Health Access (a Liberal health advocacy group) opposes the plan because it believes it is wrong to criminalize the pursuit of care by those who are uninsured, thinks plan doesn't adequately deal with the high cost of health care, and argues that individuals will not be able to bargain effectively for affordable care.
|Assemblymen Joe Nation (a Democrat) and Keith Richman (a Republican)||sehr unterstützend||stark dagegen|
|Assembly Majority Leader Dario Frommer (a Democrat)||sehr unterstützend||stark dagegen|
|Health Access (liberal health advocacy group)||sehr unterstützend||stark dagegen|
|Privatwirtschaft, privater Sektor|
|California Association of Health Plans||sehr unterstützend||stark dagegen|
This is a bipartisan initiative sponsored by Assemblymen Joe Nation (D) and Keith Richman (R). They formally introduced their proposal, entitled "the Universal Healthcare Act" as Assembly Bill 1670 (AB1670) on February 22, 2005. The bill will be heard in the assembly in mid to late April.
|Assemblymen Joe Nation (a Democrat) and Keith Richman (a Republican)||sehr groß||kein|
|Assembly Majority Leader Dario Frommer (a Democrat)||sehr groß||kein|
|Health Access (liberal health advocacy group)||sehr groß||kein|
|Privatwirtschaft, privater Sektor|
|California Association of Health Plans||sehr groß||kein|
The state Department of Health Services would assume the role of implementation coordinator. The department would have to work with counties to establish the quasi-public "purchasing
These purchasing pools would then have to negotiate with private insurers to secure affordable basic health insurance policies for individuals and businesses in the county.
The state's Franchise Tax Board would need to establish a system for verifying individual's coverage. They would have to coordinate with the state and with the county purchasing pools so that individuals without coverage could be automatically enrolled in insurance programs, and money deducted from their tax returns and forwarded to the state and/or the purchasing pools. The state would also begin collecting gross premium taxes on health services plans.
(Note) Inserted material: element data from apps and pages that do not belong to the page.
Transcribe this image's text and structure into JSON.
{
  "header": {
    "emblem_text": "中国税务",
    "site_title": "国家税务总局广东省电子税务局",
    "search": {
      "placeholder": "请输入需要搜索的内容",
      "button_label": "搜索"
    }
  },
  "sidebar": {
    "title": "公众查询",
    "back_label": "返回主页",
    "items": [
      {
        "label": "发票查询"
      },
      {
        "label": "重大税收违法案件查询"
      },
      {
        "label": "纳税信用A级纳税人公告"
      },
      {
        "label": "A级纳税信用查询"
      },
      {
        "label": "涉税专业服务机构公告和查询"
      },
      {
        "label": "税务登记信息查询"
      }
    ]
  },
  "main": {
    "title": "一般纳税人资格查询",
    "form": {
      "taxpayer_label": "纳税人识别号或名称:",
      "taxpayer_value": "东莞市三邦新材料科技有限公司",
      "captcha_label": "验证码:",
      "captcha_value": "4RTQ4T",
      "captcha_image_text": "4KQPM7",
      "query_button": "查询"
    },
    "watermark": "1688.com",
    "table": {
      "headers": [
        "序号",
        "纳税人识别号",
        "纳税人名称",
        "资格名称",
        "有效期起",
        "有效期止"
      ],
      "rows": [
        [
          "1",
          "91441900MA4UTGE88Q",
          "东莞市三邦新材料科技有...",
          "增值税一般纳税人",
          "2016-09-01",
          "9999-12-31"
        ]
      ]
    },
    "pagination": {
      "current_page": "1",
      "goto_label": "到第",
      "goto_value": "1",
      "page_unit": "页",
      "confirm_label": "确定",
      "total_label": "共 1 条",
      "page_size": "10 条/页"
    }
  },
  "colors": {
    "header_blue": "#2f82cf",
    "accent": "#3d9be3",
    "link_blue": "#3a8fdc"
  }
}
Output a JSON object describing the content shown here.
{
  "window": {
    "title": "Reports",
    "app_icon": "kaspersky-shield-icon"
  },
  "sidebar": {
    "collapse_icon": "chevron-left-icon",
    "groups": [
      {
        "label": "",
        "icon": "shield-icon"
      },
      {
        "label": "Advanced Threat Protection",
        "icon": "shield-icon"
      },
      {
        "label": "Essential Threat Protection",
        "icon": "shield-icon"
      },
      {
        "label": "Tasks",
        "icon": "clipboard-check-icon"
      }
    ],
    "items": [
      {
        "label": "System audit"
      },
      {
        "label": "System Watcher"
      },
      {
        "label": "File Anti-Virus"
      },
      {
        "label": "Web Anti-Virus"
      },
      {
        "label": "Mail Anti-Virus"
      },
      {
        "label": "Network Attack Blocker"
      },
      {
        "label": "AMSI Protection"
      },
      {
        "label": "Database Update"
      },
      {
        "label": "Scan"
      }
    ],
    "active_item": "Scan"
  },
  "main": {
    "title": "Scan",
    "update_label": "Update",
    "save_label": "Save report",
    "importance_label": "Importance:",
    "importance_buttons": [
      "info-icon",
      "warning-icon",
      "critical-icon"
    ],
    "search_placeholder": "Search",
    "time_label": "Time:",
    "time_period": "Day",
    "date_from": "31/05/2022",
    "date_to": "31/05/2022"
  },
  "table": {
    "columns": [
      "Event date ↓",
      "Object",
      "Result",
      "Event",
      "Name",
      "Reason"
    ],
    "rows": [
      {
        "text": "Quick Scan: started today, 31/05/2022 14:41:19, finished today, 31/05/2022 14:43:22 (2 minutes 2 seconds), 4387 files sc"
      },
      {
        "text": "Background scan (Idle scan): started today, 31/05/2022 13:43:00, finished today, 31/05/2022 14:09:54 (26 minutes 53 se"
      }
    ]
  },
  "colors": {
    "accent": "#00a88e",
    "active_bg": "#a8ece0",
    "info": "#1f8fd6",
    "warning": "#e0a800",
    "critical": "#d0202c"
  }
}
Although the bill has generated a great deal of interest, it is unlikely to pass at this time. Concerns about the state's ability to provide assistance for those unable to pay for their
state-mandated health insurance coverage through expanded enrollment in state insurance programs or targeted subsidies will likely cause the bill to stall in the legislature.
However, the bill should generate some interesting dialogue about the problem of the uninsured in California: who is responsible for the uninsured, barriers to obtaining and maintaining insurance, and how to deal with "free riders" that undeniably drive up the cost of health care for everyone, and how to make insurance coverage affordable for individuals.
Rubiner, Laurie and Micheal Calabrese "Universal Coverage, Universal Responsibility. A Roadmap to Make Coverage Affordabel for All Amercians" Working Paper #1, the New America
Foundation. January 2004. Available online at www.newamerica.net
Nation, Joe and Keith Richman "A Bipartisan Solution to Comprehensive Healthcare Reform". February 2005. Available online at http://republican.assembly.ca.gov/pdf/RichmanHealthcare0205.pdf
California Healthline. www.californiahealthline.org
Sarah Weston, Institute for Global Health; Carol Medlin, PhD, Institute for Global Health